▸ Assignment: Every line from the line containing "What data populates" through the final line below must be returned exactly, and no other line.

▸ Supplied information:
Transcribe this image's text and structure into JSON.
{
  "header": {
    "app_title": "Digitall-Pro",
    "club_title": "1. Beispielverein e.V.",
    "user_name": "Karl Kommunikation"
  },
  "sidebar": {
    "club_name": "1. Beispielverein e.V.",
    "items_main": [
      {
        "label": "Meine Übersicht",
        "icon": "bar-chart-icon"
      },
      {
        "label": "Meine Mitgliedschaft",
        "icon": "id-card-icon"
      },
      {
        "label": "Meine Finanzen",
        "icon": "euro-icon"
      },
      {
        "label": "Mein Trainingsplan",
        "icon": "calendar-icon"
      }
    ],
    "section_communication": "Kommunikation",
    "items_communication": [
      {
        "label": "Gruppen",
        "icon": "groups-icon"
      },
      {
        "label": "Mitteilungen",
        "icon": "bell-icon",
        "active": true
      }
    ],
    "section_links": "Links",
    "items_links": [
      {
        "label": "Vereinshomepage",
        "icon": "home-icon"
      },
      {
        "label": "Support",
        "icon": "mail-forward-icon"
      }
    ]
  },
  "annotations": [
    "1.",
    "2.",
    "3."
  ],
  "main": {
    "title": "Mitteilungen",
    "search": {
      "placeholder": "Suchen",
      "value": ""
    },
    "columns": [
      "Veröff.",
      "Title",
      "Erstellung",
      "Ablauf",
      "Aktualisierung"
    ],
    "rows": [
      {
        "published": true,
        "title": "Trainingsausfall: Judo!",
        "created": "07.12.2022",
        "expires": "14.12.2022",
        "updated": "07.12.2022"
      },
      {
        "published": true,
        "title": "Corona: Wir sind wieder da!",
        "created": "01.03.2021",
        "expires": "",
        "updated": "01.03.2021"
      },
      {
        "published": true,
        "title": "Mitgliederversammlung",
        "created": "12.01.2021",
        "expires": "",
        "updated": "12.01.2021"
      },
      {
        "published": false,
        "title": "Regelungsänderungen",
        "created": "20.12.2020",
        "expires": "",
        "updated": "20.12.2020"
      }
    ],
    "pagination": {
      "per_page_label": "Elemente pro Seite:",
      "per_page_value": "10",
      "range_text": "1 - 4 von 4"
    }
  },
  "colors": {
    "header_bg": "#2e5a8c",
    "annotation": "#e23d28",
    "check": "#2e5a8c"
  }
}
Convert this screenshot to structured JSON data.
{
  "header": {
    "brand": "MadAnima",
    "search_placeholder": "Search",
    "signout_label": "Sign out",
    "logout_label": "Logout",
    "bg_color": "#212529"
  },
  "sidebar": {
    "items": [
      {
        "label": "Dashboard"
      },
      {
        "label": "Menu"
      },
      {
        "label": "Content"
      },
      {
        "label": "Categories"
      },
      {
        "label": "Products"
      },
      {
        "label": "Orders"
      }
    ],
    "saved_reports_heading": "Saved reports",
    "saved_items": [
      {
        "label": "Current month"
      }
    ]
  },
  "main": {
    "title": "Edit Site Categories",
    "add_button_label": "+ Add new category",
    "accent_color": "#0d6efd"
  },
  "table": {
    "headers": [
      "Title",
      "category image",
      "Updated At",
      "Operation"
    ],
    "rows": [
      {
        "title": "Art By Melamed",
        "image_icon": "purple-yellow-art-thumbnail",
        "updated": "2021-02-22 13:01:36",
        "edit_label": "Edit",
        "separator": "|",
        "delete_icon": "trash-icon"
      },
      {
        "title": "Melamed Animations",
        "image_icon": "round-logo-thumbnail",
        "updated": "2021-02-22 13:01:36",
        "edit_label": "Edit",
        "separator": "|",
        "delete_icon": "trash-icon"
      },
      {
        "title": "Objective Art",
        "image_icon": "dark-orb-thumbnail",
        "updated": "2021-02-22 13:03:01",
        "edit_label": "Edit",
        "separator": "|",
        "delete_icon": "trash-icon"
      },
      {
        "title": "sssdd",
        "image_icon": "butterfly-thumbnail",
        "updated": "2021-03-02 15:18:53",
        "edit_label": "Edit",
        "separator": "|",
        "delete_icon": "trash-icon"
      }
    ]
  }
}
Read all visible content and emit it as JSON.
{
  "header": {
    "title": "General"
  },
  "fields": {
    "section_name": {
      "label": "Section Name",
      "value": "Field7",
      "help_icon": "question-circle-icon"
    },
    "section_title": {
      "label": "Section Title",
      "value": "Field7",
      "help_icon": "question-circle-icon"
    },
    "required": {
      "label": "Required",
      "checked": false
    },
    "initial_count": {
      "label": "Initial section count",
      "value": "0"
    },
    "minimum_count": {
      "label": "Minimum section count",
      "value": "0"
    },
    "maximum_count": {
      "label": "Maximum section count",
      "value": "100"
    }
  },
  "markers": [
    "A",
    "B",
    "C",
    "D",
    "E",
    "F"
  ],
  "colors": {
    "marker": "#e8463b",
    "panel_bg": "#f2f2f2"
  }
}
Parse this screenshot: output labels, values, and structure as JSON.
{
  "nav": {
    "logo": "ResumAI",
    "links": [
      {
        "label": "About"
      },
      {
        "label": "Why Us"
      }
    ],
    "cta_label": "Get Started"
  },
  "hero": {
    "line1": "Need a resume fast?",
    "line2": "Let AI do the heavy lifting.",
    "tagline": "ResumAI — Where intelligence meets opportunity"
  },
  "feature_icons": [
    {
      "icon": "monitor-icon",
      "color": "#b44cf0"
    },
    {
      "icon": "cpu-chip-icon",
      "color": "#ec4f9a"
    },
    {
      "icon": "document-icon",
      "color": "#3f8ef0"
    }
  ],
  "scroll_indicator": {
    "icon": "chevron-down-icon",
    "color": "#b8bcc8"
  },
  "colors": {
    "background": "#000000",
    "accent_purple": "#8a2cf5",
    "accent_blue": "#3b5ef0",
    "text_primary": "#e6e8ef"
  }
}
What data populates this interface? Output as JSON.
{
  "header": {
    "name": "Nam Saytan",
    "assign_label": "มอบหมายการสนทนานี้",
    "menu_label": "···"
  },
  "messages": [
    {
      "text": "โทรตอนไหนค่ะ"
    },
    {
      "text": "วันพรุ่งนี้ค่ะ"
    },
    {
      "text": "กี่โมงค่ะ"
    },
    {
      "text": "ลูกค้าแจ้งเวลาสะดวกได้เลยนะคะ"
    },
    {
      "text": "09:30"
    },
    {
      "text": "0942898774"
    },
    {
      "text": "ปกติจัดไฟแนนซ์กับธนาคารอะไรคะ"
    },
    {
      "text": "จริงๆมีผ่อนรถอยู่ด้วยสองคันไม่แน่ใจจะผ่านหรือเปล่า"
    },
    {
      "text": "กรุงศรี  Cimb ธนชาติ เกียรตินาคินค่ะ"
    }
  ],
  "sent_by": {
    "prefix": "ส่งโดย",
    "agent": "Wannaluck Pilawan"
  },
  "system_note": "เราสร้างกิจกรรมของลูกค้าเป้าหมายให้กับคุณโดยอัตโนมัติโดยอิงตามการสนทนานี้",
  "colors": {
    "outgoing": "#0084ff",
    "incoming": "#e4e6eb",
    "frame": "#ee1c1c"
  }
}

▸ Exercise result:
What data populates this interface? Output as JSON.
{
  "header": {
    "name": "Nam Saytan",
    "assign_label": "มอบหมายการสนทนานี้",
    "menu_label": "···"
  },
  "messages": [
    {
      "text": "โทรตอนไหนค่ะ"
    },
    {
      "text": "วันพรุ่งนี้ค่ะ"
    },
    {
      "text": "กี่โมงค่ะ"
    },
    {
      "text": "ลูกค้าแจ้งเวลาสะดวกได้เลยนะคะ"
    },
    {
      "text": "09:30"
    },
    {
      "text": "0942898774"
    },
    {
      "text": "ปกติจัดไฟแนนซ์กับธนาคารอะไรคะ"
    },
    {
      "text": "จริงๆมีผ่อนรถอยู่ด้วยสองคันไม่แน่ใจจะผ่านหรือเปล่า"
    },
    {
      "text": "กรุงศรี  Cimb ธนชาติ เกียรตินาคินค่ะ"
    }
  ],
  "sent_by": {
    "prefix": "ส่งโดย",
    "agent": "Wannaluck Pilawan"
  },
  "system_note": "เราสร้างกิจกรรมของลูกค้าเป้าหมายให้กับคุณโดยอัตโนมัติโดยอิงตามการสนทนานี้",
  "colors": {
    "outgoing": "#0084ff",
    "incoming": "#e4e6eb",
    "frame": "#ee1c1c"
  }
}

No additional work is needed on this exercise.